In his “I Have a Dream” speech, King told the massive crowds gathered in front of the Lincoln Memorial “that one day this nation will rise up and live out the true meaning of its creed—we hold these truths to be self-evident, that all men are created equal,” which applied to “black men as well as white men.”

Unfortunately, glaring disparities between blacks and whites in modern American life have given credence to the view that it is not a rejection of American principles but the adherence to them that causes the widening of these gaps. Some even argue that slavery is in fact America’s true foundation.

This growing consensus ironically echoes the false reading of our country’s history put forward by Chief Justice Roger Taney in arguably the worst Supreme Court decision in American history, Dred Scott v. Sandford. There, Taney argued that the American Founders thought blacks “so far inferior that they had no rights which the white man was bound to respect.” But this reading of history is incorrect.

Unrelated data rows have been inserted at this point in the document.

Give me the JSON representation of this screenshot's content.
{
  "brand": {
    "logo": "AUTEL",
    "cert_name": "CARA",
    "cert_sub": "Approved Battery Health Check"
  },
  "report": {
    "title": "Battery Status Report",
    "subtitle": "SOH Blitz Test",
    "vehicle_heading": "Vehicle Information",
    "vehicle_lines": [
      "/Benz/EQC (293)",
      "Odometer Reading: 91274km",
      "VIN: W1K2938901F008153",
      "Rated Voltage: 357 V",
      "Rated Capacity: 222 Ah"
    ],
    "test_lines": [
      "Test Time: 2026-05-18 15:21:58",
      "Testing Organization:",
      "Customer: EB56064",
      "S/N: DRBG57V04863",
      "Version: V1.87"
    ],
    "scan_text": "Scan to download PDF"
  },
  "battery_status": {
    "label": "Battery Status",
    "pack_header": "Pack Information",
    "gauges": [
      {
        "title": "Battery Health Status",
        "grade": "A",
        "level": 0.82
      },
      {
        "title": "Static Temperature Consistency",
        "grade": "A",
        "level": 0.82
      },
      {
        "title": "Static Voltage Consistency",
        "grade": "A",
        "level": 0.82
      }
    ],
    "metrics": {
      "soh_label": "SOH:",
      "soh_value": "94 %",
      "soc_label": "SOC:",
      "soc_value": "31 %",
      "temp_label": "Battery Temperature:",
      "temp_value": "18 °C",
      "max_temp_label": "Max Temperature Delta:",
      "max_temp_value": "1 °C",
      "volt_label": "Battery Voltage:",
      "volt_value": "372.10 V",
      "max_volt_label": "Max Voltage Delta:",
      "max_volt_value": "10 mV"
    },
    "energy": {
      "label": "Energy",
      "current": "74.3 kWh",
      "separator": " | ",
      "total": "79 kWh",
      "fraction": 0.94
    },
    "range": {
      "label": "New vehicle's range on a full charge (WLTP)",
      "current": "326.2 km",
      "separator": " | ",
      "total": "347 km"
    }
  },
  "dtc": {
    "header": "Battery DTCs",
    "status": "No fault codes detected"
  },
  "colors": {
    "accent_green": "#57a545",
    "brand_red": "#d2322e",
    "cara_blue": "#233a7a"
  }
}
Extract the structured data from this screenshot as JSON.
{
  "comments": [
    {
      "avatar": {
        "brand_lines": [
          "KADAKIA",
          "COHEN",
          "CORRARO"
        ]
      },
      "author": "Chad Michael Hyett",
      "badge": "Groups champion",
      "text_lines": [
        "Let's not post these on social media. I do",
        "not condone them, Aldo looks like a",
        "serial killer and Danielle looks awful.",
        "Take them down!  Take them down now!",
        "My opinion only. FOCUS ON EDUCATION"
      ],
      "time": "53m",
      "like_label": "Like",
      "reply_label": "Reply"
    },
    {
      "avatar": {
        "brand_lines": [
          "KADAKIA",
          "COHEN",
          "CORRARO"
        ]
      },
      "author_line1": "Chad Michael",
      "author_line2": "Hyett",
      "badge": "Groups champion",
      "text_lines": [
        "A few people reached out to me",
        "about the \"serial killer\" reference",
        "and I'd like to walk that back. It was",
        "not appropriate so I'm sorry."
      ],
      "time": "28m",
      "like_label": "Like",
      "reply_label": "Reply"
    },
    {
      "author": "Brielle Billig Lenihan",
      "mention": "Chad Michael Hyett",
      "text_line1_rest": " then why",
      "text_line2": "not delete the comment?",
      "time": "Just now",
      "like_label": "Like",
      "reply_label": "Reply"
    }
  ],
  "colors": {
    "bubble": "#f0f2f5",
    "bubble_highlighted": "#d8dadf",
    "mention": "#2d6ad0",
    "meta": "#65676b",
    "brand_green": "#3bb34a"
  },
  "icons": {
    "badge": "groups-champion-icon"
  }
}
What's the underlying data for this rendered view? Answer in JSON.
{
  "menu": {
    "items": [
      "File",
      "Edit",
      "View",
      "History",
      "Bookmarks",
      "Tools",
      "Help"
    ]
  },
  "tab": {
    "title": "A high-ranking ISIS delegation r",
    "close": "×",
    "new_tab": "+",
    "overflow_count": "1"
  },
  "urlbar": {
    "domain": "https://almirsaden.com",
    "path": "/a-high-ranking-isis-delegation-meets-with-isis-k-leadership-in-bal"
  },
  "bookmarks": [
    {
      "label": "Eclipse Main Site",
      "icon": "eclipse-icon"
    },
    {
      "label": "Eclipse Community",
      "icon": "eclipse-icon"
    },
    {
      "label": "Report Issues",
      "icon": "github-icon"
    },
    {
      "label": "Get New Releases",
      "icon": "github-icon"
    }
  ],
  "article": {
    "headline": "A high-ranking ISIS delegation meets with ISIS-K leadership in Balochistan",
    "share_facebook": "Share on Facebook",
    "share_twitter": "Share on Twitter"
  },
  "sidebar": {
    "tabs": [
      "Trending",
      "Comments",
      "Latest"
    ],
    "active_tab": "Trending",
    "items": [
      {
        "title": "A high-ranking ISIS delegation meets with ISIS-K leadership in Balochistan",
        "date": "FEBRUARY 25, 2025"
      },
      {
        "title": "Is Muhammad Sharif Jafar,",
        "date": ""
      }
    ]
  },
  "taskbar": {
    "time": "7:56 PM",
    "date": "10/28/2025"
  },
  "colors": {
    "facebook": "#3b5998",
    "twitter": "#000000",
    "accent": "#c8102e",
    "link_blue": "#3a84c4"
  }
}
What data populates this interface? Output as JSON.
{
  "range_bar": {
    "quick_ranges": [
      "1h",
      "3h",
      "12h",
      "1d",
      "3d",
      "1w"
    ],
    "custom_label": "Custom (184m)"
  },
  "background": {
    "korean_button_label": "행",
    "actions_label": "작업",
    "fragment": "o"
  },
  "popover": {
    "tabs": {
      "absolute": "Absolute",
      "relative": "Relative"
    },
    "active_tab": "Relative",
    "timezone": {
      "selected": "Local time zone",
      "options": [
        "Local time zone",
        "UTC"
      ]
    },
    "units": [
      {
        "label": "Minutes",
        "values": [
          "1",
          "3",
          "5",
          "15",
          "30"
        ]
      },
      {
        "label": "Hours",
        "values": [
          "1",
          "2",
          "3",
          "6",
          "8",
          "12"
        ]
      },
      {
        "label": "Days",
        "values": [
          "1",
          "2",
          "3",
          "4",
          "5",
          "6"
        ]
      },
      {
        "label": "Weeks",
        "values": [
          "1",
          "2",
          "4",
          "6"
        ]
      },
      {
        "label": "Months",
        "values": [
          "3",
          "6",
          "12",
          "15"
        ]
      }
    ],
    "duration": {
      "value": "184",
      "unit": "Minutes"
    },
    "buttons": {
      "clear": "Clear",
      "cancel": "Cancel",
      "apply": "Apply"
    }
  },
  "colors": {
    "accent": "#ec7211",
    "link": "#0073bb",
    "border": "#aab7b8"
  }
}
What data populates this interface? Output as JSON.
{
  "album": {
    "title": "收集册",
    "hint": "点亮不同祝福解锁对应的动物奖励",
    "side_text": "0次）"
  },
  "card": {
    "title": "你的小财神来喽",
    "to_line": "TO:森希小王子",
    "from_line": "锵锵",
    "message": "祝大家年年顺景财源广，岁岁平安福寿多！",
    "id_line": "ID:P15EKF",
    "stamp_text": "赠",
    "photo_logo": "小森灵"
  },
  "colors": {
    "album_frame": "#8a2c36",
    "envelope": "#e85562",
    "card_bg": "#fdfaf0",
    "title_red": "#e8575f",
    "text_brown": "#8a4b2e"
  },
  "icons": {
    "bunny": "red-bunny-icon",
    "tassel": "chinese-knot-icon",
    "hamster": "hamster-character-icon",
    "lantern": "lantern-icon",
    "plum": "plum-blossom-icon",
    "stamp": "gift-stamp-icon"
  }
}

This discourse needs saying….but as of yet the actual debate is not being offered…..instead it is each person’s sanitized version of slavery and that of race….like this post from In Saner Thought…….

There will be NO solutions as long as we keep having the same sanitized version of the institution of slavery and the larger issue of race.

Learn Stuff!

I Read, I Write, You Know

“lego ergo scribo”